From: "Richard Marken" <marken@MINDREADINGS.COM>
To: <CSGNET@listserv.uiuc.edu>
Sent: Tuesday, March 18, 2003 8:10 AM
Subject: Re: War

[From Rick Marken (2003.03.17.0810)]

> Marc Abrams (2003.03.17.1402)--
> Things are looking pretty bleak. From what I understand, Bush is going


> TV tonight and giving Saddam & his cohorts 72 hours to vacate.
> I don't believe he will, and unfortunately, Men are going to lose their
> lives in trying to bring this man to justice.
> If by some miracle Saddam vacates and proves Bjorn right I will rejoice


> the outcome. If not, there will be no joy in having to go to war.

But do we really "have to" go to war? PCT shows that we only "have to" act


bring controlled perceptions to reference states and protect those

variables from

disturbance. So it is really the existence of our own goals (references)


ultimately requires that we act in certain ways. If we didn't have the

goal of

keeping the cursor on target in attacking task we wouldn't act by move the


in exact opposition to the disturbance wave form. If we didn't have the

goal of

seeing Saddam gone by the end of March we would not "have to" go to war.

If Bush

didn't have the goal of remaining in office we would not "have to" go to


because he (like Saddam) could vacate in 48 hrs.

People impose conflicts like this on themselves by adopting goals that

make these

conflicts seem "inevitable" from their point of view. Bush and Co. are


examples of people who are looking at behavior through causal rather than


theory glasses. It appears to them that their actions are caused

(required) by

events outside themselves (Saddam, terrorists). I'm not sure that even my


reading" demo could convince them otherwise. The illusion of external

causation is

a _very_ compelling illusion, as we all know.

Now that the conflict is inevitable from the perspective of at least one

party to

it, I do hope that it is over quickly, with few casualties and that the


people are able to put a stable government in place that will be less


than is the present one.

Best regards

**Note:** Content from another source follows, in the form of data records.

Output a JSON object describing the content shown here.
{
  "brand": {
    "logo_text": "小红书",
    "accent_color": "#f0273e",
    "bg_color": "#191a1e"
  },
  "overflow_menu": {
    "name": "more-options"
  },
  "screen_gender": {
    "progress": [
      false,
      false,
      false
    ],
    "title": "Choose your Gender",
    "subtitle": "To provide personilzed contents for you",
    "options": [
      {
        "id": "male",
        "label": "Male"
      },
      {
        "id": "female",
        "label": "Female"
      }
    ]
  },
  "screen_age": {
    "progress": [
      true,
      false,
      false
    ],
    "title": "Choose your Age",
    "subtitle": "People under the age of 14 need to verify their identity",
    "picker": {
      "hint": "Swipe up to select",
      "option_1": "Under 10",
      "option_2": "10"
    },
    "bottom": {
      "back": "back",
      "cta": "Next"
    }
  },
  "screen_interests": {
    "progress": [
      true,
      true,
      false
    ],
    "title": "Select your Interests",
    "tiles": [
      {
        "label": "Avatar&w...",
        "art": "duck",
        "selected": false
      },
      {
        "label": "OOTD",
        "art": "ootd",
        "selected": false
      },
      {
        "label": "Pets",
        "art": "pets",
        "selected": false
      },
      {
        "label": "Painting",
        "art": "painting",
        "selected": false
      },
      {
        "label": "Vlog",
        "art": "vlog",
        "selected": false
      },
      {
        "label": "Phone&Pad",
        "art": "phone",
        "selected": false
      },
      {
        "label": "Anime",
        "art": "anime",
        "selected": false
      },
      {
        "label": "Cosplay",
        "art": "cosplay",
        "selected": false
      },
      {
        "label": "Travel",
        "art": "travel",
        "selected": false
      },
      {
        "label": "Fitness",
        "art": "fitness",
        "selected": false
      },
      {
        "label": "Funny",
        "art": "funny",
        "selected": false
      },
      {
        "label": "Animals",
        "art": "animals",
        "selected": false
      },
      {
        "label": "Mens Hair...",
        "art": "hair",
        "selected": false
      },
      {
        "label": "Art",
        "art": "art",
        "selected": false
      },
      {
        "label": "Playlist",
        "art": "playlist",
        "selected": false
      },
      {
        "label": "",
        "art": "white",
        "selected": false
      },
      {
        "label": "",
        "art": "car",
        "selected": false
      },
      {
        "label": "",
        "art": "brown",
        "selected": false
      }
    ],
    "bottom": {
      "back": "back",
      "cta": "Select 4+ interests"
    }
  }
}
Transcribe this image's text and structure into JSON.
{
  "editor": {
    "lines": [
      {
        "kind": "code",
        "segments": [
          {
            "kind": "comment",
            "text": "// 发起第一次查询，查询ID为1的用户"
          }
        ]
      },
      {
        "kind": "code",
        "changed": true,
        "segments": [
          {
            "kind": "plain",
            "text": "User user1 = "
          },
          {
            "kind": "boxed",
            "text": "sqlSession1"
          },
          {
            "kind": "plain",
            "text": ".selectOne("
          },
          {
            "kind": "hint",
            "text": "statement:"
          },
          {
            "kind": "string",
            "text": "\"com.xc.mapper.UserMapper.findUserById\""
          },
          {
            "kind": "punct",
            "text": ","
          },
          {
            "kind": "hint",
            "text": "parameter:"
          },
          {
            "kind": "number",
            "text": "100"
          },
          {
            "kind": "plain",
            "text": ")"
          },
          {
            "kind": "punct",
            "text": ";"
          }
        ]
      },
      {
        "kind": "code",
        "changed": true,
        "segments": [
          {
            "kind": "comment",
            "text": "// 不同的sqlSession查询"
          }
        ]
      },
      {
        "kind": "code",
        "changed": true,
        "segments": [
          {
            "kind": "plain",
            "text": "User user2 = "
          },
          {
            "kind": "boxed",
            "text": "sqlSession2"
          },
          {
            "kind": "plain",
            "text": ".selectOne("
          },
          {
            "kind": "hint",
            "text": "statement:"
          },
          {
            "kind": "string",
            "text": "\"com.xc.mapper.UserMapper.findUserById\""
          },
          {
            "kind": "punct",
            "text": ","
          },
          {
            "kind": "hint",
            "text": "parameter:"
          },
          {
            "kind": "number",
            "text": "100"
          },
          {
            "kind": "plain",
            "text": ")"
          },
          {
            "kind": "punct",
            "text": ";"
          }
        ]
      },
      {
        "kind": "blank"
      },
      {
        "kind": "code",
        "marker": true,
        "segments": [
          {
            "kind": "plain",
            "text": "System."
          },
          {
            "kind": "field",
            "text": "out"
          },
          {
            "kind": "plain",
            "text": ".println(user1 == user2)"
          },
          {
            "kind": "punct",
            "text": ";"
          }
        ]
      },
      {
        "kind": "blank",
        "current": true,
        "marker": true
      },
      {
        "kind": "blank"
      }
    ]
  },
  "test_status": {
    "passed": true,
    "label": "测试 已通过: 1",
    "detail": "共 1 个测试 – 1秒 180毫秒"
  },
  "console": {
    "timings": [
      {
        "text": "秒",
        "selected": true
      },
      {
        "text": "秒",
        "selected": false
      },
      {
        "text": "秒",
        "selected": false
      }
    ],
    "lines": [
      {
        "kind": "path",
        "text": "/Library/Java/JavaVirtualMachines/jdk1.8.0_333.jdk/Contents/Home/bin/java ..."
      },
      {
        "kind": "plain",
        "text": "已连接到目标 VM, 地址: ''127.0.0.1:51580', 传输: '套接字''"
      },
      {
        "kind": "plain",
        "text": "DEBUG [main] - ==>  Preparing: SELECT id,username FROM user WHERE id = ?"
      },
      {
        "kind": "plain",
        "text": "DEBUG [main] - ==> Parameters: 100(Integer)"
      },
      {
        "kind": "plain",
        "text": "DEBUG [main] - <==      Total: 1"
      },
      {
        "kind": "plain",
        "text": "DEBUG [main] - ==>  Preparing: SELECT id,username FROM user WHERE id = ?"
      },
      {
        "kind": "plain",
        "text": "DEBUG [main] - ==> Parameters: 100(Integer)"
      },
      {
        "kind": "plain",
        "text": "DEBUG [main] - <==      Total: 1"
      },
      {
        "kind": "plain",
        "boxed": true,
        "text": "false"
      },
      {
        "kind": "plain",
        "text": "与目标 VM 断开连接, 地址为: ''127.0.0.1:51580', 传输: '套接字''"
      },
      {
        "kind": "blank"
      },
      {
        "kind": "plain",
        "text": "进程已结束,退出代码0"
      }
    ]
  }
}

Richard S. Marken, Ph.D.
Senior Behavioral Scientist
The RAND Corporation
PO Box 2138
1700 Main Street
Santa Monica, CA 90407-2138
Tel: 310-393-0411 x7971
Fax: 310-451-7018
E-mail: rmarken@rand.org